Recently the Fibre Box Association (FBA) sent a cease and desist letter to IFCO resulting in IFCO's removal of misleading and/or untrue statements about the recovery of corrugated packaging on their website. For years, the website for the largest distributor of reusable plastic containers (RPCs) has stated that "most boxes" are disposed of in landfills. The site further stated that "a small percentage of used boxes are recycled". FBA's letter, sent through its legal counsel Foley & Lardner, challenged the company to produce documentation to substantiate their claims or remove them from their website. Within 24 hours of receiving the letter, IFCO modified their website to remove the untrue statements.
"One of FBA's operating principles is to provide programs and services that are accurate, of high quality and delivered on a timely basis, " said FBA President Dennis Colley. "We require this of our staff and association and we believe that our competitors should conduct their business in a similar manner. Let's use this as a reminder to be fact-based, to have data to back-up our claims and to challenge those who don't."

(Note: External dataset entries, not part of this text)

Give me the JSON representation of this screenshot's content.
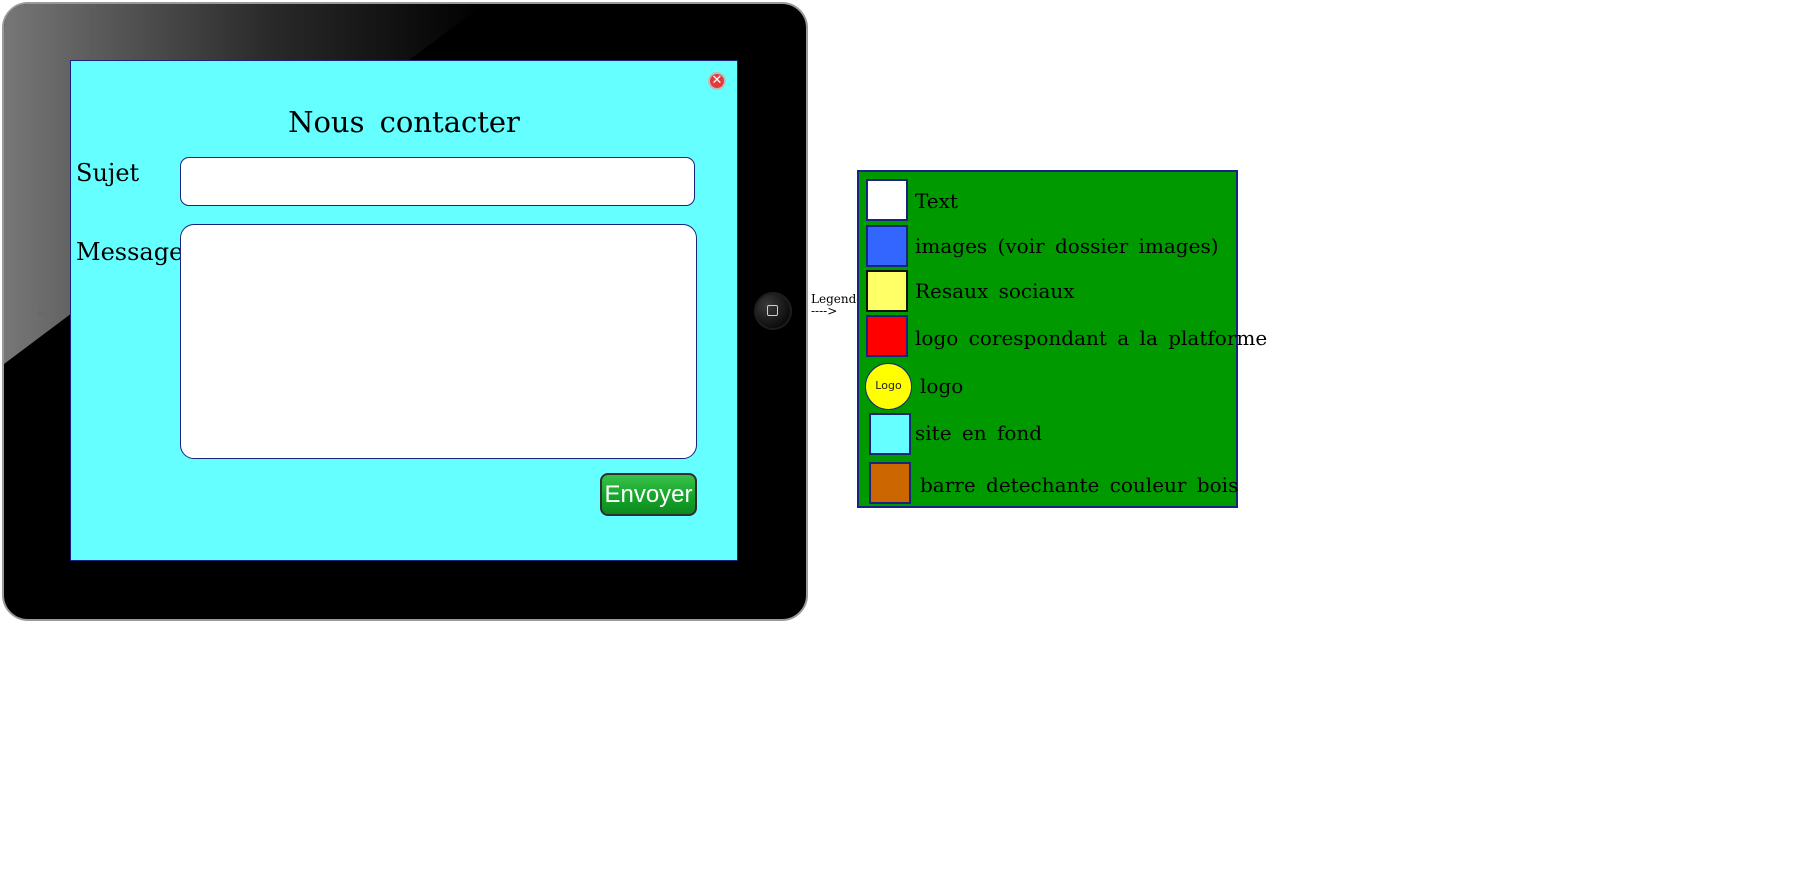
{
  "screen": {
    "close_symbol": "✕",
    "title": "Nous contacter",
    "subject_label": "Sujet",
    "subject_value": "",
    "message_label": "Message",
    "message_value": "",
    "send_label": "Envoyer"
  },
  "legend_pointer": {
    "line1": "Legende",
    "line2": "---->"
  },
  "legend": {
    "items": [
      {
        "label": "Text",
        "color": "#ffffff"
      },
      {
        "label": "images (voir dossier images)",
        "color": "#3366ff"
      },
      {
        "label": "Resaux sociaux",
        "color": "#ffff66"
      },
      {
        "label": "logo corespondant a la platforme",
        "color": "#ff0000"
      },
      {
        "label": "logo",
        "color": "#ffff00",
        "badge_text": "Logo"
      },
      {
        "label": "site en fond",
        "color": "#66ffff"
      },
      {
        "label": "barre detechante couleur bois",
        "color": "#cc6600"
      }
    ]
  },
  "colors": {
    "screen_background": "#66ffff",
    "legend_background": "#009900",
    "send_button": "#15a52a",
    "close_button": "#e23b3b"
  }
}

Corrugated recovery is a true success story. During the past decade, the recovery rate for old corrugated containers (OCC) has continued to climb reaching 88.5 percent in 2013. Today, more corrugated packaging is recovered for recycling than any other packaging material according to the U.S. Environmental Protection Agency (EPA) with supermarkets leading recovery efforts. Most stores recover nearly all of their used corrugated in backroom balers. Bales of corrugated are then sold to generate revenue. To see how recovery rates for corrugated have grown since 1993, visit paperrecycles.org.